Old family photos, 1950s fashion catalogs, and other paper ephemera are the building blocks from which illustrator Eda Akaltun constructs her detailed collages. Invoking a sense of nostalgia, her unique style has graced the pages of The Telegraph, Harvard Business Review, and, most recently, the BAFTA awards and invitations. Herman Miller has commissioned Akaltun to create a new poster to be unveiled at Then X Ten, an upcoming exhibition celebrating the power of the poster. Akaltun has been kind enough to give a sneak peek at her early concept.
Can you tell us a little about the poster you’re creating for Then X Ten?
I am working with the Eames Molded Plywood Chair and was inspired by its creators Charles and Ray Eames and their famous house. The Eameses were playful in their approach to design and created pieces that were meant to work in any environment: home, school, or in the office.
In my poster I’m illustrating four rooms, each depicting a different contexts for the chairs. Charles and Ray will be characters interacting in the spaces. I want the image to be as playful as they were.
You have a unique style, how did it come about?
When I was at Central Saint Martins, the pace of projects was so fast that I began using collage to express myself quickly. While there I also became interested in all forms of printmaking. I ended up merging these techniques and over time the style I work in today began to develop.

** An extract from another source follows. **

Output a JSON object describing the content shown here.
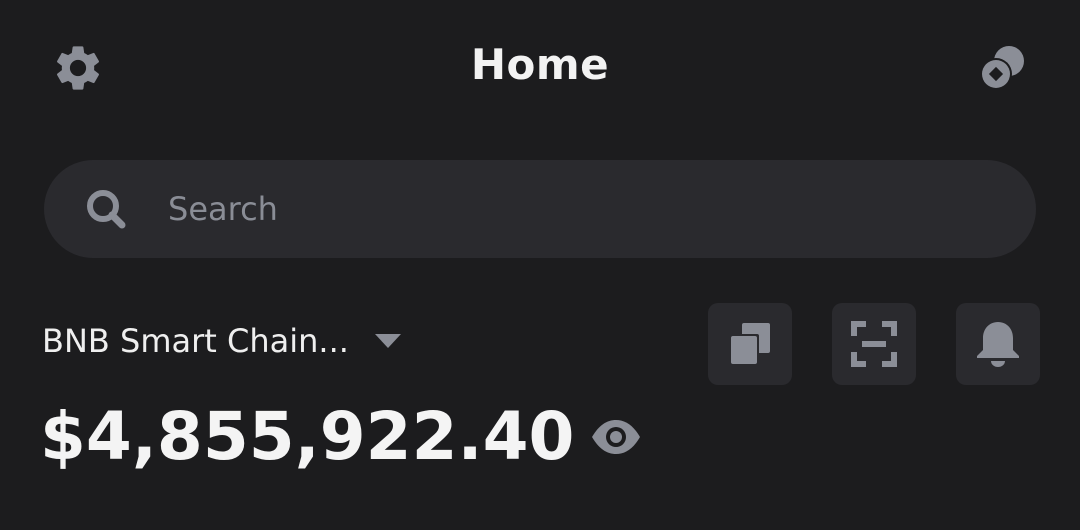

What are some of the tools you use?
I have a large collection of old photos, magazines, fabrics, catalogs, and general ephemera, mostly from the 1950s. I also kept prints I made during university and use them as textures in my collages. All of these help me build layers, textures, and colors in my digital work
How has technology changed your art form?
Despite making collages for a living, I’m not good with scissors. So having a Wacom tablet and Photoshop to edit my material is indispensable.
How much of your work is influenced by the past?
A lot, not only in terms of the materials I use, but I also draw inspiration from film, design, and fashion from bygone eras.
What advice would you give to aspiring art makers?
Just because our work is enjoyable, doesn’t mean it’s any easier than other professions. Many of my colleagues are extremely hard working people, so anyone planning to pursue a career in the arts field must have a strong work ethic and a thick skin!